Data extracts —
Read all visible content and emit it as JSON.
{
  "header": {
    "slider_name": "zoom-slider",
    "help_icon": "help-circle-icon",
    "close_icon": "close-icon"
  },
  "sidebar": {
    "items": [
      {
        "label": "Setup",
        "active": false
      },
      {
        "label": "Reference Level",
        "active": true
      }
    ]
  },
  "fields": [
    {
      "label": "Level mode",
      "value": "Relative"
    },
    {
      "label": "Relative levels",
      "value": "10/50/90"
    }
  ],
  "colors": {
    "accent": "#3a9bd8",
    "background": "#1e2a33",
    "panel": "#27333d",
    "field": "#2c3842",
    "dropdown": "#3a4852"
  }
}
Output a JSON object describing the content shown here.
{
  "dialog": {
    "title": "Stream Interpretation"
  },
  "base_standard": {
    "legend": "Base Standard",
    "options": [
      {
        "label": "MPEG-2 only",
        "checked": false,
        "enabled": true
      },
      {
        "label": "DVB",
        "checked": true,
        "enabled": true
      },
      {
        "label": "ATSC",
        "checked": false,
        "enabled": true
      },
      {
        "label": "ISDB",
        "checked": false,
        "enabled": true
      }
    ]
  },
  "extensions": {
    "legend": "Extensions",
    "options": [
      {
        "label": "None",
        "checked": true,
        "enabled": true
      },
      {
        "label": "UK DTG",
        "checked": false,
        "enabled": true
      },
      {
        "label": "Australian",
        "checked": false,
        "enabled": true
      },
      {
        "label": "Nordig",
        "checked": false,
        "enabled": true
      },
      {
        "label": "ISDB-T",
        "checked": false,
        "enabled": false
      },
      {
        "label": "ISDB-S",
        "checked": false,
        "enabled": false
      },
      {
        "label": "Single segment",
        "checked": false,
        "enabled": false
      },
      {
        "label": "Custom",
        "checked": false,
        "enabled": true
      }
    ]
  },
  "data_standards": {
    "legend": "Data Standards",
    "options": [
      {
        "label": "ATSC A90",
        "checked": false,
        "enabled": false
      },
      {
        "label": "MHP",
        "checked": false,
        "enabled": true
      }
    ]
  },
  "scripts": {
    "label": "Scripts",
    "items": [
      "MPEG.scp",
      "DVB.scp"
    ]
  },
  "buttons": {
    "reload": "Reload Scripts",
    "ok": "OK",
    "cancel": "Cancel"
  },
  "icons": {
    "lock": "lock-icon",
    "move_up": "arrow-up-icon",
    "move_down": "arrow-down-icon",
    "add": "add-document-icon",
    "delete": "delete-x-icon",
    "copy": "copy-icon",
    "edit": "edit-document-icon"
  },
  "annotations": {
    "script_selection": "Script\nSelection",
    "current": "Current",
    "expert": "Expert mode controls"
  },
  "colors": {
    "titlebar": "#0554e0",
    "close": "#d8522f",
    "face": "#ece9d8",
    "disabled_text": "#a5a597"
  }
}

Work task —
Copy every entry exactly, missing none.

Answer —
Read all visible content and emit it as JSON.
{
  "header": {
    "slider_name": "zoom-slider",
    "help_icon": "help-circle-icon",
    "close_icon": "close-icon"
  },
  "sidebar": {
    "items": [
      {
        "label": "Setup",
        "active": false
      },
      {
        "label": "Reference Level",
        "active": true
      }
    ]
  },
  "fields": [
    {
      "label": "Level mode",
      "value": "Relative"
    },
    {
      "label": "Relative levels",
      "value": "10/50/90"
    }
  ],
  "colors": {
    "accent": "#3a9bd8",
    "background": "#1e2a33",
    "panel": "#27333d",
    "field": "#2c3842",
    "dropdown": "#3a4852"
  }
}
Output a JSON object describing the content shown here.
{
  "dialog": {
    "title": "Stream Interpretation"
  },
  "base_standard": {
    "legend": "Base Standard",
    "options": [
      {
        "label": "MPEG-2 only",
        "checked": false,
        "enabled": true
      },
      {
        "label": "DVB",
        "checked": true,
        "enabled": true
      },
      {
        "label": "ATSC",
        "checked": false,
        "enabled": true
      },
      {
        "label": "ISDB",
        "checked": false,
        "enabled": true
      }
    ]
  },
  "extensions": {
    "legend": "Extensions",
    "options": [
      {
        "label": "None",
        "checked": true,
        "enabled": true
      },
      {
        "label": "UK DTG",
        "checked": false,
        "enabled": true
      },
      {
        "label": "Australian",
        "checked": false,
        "enabled": true
      },
      {
        "label": "Nordig",
        "checked": false,
        "enabled": true
      },
      {
        "label": "ISDB-T",
        "checked": false,
        "enabled": false
      },
      {
        "label": "ISDB-S",
        "checked": false,
        "enabled": false
      },
      {
        "label": "Single segment",
        "checked": false,
        "enabled": false
      },
      {
        "label": "Custom",
        "checked": false,
        "enabled": true
      }
    ]
  },
  "data_standards": {
    "legend": "Data Standards",
    "options": [
      {
        "label": "ATSC A90",
        "checked": false,
        "enabled": false
      },
      {
        "label": "MHP",
        "checked": false,
        "enabled": true
      }
    ]
  },
  "scripts": {
    "label": "Scripts",
    "items": [
      "MPEG.scp",
      "DVB.scp"
    ]
  },
  "buttons": {
    "reload": "Reload Scripts",
    "ok": "OK",
    "cancel": "Cancel"
  },
  "icons": {
    "lock": "lock-icon",
    "move_up": "arrow-up-icon",
    "move_down": "arrow-down-icon",
    "add": "add-document-icon",
    "delete": "delete-x-icon",
    "copy": "copy-icon",
    "edit": "edit-document-icon"
  },
  "annotations": {
    "script_selection": "Script\nSelection",
    "current": "Current",
    "expert": "Expert mode controls"
  },
  "colors": {
    "titlebar": "#0554e0",
    "close": "#d8522f",
    "face": "#ece9d8",
    "disabled_text": "#a5a597"
  }
}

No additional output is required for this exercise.